The dog should always give space to whoever is holding the baby. Do not allow the dog to push you out of the way or nose its way onto you while you have the baby in your arms, especially at feeding time. A subordinate dog would never dream of invading the privacy of a mother dam and her puppies. Do not allow your dog to invade your space. Do not mistake the dog’s attempts at owning as jealousy or a gesture of love. Correct any anxious barking or whining. Communicate to the dog that you will handle the issues with the baby, it is not the dog’s place. Read more about the signs of dominance in dogs and pay very close attention to your dog to ensure it is not showing any of these signs.

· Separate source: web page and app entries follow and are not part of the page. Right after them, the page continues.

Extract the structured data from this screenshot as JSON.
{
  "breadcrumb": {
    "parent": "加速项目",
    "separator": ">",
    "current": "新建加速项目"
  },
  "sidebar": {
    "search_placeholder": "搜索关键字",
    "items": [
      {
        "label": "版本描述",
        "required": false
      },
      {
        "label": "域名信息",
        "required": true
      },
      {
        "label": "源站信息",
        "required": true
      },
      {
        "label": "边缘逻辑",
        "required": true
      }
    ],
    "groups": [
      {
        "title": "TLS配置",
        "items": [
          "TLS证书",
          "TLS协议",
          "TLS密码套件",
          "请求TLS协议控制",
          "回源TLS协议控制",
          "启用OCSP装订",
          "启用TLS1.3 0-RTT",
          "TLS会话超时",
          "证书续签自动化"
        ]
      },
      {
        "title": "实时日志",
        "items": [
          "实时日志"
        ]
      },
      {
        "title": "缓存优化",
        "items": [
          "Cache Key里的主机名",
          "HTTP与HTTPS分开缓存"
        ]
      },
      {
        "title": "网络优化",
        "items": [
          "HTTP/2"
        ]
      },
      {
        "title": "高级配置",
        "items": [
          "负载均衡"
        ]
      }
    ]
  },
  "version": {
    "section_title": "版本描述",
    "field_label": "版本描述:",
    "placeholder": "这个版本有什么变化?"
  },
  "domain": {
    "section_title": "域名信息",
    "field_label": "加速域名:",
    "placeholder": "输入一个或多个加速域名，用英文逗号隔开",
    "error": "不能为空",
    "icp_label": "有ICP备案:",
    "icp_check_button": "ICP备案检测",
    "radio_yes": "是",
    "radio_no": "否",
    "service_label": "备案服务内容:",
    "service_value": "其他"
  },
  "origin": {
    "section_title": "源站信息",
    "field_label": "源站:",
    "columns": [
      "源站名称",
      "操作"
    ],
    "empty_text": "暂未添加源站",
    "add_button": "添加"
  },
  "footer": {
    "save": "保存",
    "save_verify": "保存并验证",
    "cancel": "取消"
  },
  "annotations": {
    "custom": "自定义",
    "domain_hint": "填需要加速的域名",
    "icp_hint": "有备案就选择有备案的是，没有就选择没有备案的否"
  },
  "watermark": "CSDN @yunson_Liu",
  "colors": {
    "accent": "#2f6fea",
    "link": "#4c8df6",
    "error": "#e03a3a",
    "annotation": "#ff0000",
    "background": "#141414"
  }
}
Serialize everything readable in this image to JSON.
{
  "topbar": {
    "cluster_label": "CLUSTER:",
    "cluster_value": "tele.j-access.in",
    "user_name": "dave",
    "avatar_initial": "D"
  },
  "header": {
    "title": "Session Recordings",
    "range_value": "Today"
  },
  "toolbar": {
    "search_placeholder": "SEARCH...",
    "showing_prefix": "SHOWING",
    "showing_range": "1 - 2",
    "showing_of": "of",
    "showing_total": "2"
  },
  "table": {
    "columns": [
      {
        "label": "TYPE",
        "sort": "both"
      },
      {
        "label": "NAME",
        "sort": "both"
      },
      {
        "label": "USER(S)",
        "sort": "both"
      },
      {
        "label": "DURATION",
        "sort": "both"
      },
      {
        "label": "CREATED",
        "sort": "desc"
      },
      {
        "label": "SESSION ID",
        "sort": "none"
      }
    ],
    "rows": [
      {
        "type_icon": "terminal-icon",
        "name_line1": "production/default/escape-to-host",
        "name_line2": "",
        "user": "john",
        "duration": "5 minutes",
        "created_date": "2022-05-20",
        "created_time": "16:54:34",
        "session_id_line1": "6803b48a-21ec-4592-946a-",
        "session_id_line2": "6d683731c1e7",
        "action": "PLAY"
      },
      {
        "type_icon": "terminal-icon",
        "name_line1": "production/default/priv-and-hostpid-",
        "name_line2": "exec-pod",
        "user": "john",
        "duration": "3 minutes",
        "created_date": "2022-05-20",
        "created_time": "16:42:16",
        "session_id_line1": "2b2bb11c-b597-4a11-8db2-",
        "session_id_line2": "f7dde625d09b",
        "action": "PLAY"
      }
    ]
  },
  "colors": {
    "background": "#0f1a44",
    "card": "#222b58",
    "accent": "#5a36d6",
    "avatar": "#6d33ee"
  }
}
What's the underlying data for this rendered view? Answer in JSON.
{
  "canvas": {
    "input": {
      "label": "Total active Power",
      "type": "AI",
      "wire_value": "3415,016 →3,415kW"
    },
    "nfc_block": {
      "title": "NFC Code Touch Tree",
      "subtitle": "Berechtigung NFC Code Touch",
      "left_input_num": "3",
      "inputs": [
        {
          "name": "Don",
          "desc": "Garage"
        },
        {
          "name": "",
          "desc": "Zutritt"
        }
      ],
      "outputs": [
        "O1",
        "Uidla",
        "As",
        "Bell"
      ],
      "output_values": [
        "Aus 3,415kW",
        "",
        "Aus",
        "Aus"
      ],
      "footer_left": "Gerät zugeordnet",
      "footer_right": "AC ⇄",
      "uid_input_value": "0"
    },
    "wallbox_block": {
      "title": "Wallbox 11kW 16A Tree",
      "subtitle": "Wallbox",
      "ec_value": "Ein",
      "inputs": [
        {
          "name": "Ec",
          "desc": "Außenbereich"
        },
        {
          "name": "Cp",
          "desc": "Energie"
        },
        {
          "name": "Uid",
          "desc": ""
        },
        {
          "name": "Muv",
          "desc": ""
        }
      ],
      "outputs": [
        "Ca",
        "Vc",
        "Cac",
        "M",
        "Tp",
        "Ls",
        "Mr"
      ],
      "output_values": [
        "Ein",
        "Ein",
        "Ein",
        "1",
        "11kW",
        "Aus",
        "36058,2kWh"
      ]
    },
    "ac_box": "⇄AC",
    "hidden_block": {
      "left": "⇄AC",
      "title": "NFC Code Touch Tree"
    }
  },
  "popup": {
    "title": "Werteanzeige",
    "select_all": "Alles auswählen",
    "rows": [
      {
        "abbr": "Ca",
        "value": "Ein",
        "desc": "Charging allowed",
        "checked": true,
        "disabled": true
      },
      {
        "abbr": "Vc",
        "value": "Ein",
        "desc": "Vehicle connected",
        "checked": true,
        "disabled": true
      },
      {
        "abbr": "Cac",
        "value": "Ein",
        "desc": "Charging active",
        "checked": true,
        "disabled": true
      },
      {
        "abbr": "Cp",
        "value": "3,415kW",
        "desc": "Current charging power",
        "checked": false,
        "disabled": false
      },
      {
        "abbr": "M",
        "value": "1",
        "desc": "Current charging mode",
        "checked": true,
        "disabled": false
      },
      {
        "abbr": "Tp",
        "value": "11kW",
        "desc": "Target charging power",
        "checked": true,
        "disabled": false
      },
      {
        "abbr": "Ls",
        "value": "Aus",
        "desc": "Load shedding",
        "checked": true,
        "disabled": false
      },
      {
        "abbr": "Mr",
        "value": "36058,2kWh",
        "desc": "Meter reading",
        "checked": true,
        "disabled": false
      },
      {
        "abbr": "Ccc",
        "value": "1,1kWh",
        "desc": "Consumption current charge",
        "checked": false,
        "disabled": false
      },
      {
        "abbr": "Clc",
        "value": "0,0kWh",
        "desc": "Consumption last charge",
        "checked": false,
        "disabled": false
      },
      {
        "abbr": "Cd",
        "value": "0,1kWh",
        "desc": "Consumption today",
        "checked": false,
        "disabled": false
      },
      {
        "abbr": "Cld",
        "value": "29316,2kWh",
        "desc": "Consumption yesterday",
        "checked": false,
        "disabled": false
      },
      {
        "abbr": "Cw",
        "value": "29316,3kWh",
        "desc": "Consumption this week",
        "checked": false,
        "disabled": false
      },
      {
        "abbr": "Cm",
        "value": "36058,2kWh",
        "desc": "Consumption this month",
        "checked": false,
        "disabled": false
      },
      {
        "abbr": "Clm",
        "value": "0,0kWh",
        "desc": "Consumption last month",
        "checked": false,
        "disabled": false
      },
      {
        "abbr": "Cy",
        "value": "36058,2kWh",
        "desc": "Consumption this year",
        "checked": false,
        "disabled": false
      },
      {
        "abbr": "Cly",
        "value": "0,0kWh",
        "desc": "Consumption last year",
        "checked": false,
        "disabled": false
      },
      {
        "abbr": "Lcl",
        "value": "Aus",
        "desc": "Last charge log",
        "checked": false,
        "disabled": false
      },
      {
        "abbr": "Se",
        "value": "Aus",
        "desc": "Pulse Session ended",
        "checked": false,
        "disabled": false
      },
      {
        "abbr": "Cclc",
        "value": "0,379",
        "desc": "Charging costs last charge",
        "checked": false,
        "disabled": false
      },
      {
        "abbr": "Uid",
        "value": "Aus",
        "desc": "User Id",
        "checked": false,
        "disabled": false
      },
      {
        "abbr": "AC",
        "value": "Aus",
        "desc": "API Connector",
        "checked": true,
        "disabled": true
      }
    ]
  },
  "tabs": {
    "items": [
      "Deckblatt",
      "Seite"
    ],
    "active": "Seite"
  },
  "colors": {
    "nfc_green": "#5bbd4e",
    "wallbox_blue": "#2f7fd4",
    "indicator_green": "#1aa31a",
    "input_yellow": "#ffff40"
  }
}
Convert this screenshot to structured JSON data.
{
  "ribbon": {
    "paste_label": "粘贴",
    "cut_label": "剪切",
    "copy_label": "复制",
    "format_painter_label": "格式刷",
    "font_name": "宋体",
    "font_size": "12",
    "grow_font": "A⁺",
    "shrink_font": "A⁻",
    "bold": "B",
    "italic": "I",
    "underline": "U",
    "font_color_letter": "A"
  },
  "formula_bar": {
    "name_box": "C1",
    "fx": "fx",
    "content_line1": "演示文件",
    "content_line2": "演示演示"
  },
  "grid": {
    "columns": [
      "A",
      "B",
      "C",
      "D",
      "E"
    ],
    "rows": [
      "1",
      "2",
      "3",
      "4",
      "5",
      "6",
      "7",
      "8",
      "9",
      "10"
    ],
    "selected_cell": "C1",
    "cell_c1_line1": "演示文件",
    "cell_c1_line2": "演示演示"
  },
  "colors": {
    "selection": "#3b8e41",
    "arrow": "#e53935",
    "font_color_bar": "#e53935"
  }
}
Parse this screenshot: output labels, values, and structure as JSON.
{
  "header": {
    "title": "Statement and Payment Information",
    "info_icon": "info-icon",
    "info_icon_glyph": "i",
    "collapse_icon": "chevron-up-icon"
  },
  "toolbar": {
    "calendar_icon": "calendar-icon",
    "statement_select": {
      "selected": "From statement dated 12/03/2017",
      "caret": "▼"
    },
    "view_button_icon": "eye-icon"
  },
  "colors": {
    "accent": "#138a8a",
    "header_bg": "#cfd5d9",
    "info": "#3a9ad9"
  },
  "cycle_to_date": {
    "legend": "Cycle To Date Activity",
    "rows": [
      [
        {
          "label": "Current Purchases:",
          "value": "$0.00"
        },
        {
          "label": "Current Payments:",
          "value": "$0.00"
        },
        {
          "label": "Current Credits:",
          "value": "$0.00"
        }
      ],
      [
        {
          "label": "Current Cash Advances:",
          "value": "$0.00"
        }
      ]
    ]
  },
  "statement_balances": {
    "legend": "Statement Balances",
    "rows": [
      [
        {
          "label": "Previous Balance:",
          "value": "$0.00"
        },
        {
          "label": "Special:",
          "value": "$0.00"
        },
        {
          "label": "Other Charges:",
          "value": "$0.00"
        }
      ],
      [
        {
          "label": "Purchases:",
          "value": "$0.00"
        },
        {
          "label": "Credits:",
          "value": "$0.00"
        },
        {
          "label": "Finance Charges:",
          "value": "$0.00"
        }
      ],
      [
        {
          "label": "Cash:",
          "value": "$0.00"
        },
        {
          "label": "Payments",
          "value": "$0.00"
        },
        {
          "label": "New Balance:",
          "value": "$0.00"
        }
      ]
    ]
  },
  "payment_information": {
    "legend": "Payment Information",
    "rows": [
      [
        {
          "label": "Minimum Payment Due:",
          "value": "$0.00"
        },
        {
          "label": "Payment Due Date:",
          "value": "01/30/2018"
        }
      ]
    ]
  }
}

This picture shows the first meeting between two dogs and a new baby. The dogs are respecting the new baby and their owner, shown by the way the Beagle mix is lying down in a very calm, submissive state. She is relaxed and is communicating to the owner that she is not trying to take over or claim. The Pit Bull mix in the back is showing ultimate respect by not only giving space, but also turning her back to the person holding the baby, and soon after leaving altogether.
Neither of these dogs are showing any signs of wanting to own the new pack member, but rather are showing signs of acceptance. The owner is standing in the baby's room, which the dogs have been told they cannot go in. This is an excellent way to help relay the message to your dog that the baby is higher in the pack order. In addition, the dogs were taken for a very long pack walk before the baby was brought into the home to help keep them in a calm, submissive state. The owners made it a point to not have any excitable guests over who did not understand dog behavior during this first meeting between dogs and baby. The owners also worked very hard at communicating to the dogs that humans were higher in the pack order before the baby was born. All the hard work was proven to have paid off, and the owners know they will need to continue to show leadership and provide daily exercise to keep their pack balanced.
Ten months later Maggie the Pit Bull mix and Darley the Beagle mix are submissive to the 10-month-old baby in different ways. Maggie will let the baby touch her and in this video she rolls over for him. Darley, on the other hand, gives up space and avoids him.
Here is another video clip showing a very good example of a dog that is not only calm and balanced in his mind, but submissive and happy. Spencer the 14-month-old American Pit Bull Terrier meets a 14-month-old baby for the first time. Spencer has seen babies from a distance but this was the first time he was this close. Right from the start we set the boundaries with Spencer: be calm and no licking or being too pushy, respect the baby's space. It was as if Spencer the Pit Bull grew up with babies all his life. He was excellent with the baby. Bruno the Boxer was still recovering from his ACL surgery and was restricted to his x-pen, but he loved the baby too.
Be consistent with your dog at all times. Do not neglect its exercise needs. Keep its energy drained and always be your dog's calm, firm, confident pack leader. All family members must be on board with showing leadership and providing exercise. Be sure to teach your children to also respect the dog and proper dog handling. Never leave a small child alone with a dog. Doing this will insure a safe, respectful, strong bond between baby and dog for years to come.
"Courtney, giving our American Bulldog, Gauge, a kiss."